Stored entries:
((
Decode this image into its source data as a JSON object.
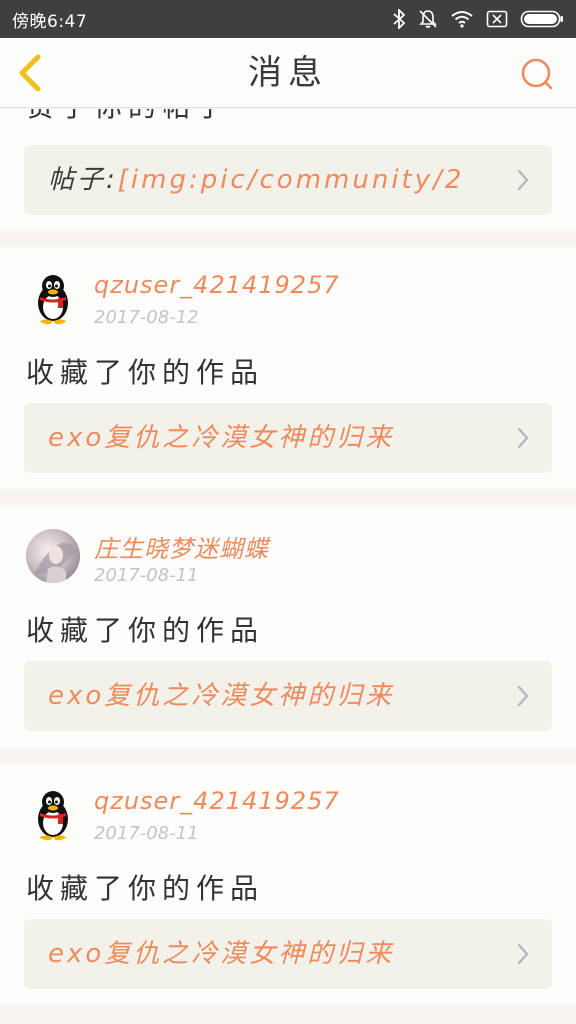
{
  "status_bar": {
    "time": "傍晚6:47",
    "icons": [
      "bluetooth-icon",
      "mute-icon",
      "wifi-icon",
      "sim-icon",
      "battery-icon"
    ]
  },
  "header": {
    "title": "消息",
    "back_icon": "chevron-left-icon",
    "search_icon": "search-icon"
  },
  "colors": {
    "accent": "#f08a5d",
    "back": "#f0c020",
    "link_box": "#f2f2ea",
    "page_bg": "#f7f4f2",
    "status_bar": "#3f3f3f"
  },
  "notifications": [
    {
      "partial": true,
      "action": "赞了你的帖子",
      "link_label": "帖子:",
      "link_text": "[img:pic/community/2"
    },
    {
      "avatar": "qq-penguin-avatar",
      "username": "qzuser_421419257",
      "date": "2017-08-12",
      "action": "收藏了你的作品",
      "link_text": "exo复仇之冷漠女神的归来"
    },
    {
      "avatar": "photo-avatar",
      "username": "庄生晓梦迷蝴蝶",
      "date": "2017-08-11",
      "action": "收藏了你的作品",
      "link_text": "exo复仇之冷漠女神的归来"
    },
    {
      "avatar": "qq-penguin-avatar",
      "username": "qzuser_421419257",
      "date": "2017-08-11",
      "action": "收藏了你的作品",
      "link_text": "exo复仇之冷漠女神的归来"
    }
  ]
}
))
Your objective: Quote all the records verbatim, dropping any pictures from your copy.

Solution:
Decode this image into its source data as a JSON object.
{
  "status_bar": {
    "time": "傍晚6:47",
    "icons": [
      "bluetooth-icon",
      "mute-icon",
      "wifi-icon",
      "sim-icon",
      "battery-icon"
    ]
  },
  "header": {
    "title": "消息",
    "back_icon": "chevron-left-icon",
    "search_icon": "search-icon"
  },
  "colors": {
    "accent": "#f08a5d",
    "back": "#f0c020",
    "link_box": "#f2f2ea",
    "page_bg": "#f7f4f2",
    "status_bar": "#3f3f3f"
  },
  "notifications": [
    {
      "partial": true,
      "action": "赞了你的帖子",
      "link_label": "帖子:",
      "link_text": "[img:pic/community/2"
    },
    {
      "avatar": "qq-penguin-avatar",
      "username": "qzuser_421419257",
      "date": "2017-08-12",
      "action": "收藏了你的作品",
      "link_text": "exo复仇之冷漠女神的归来"
    },
    {
      "avatar": "photo-avatar",
      "username": "庄生晓梦迷蝴蝶",
      "date": "2017-08-11",
      "action": "收藏了你的作品",
      "link_text": "exo复仇之冷漠女神的归来"
    },
    {
      "avatar": "qq-penguin-avatar",
      "username": "qzuser_421419257",
      "date": "2017-08-11",
      "action": "收藏了你的作品",
      "link_text": "exo复仇之冷漠女神的归来"
    }
  ]
}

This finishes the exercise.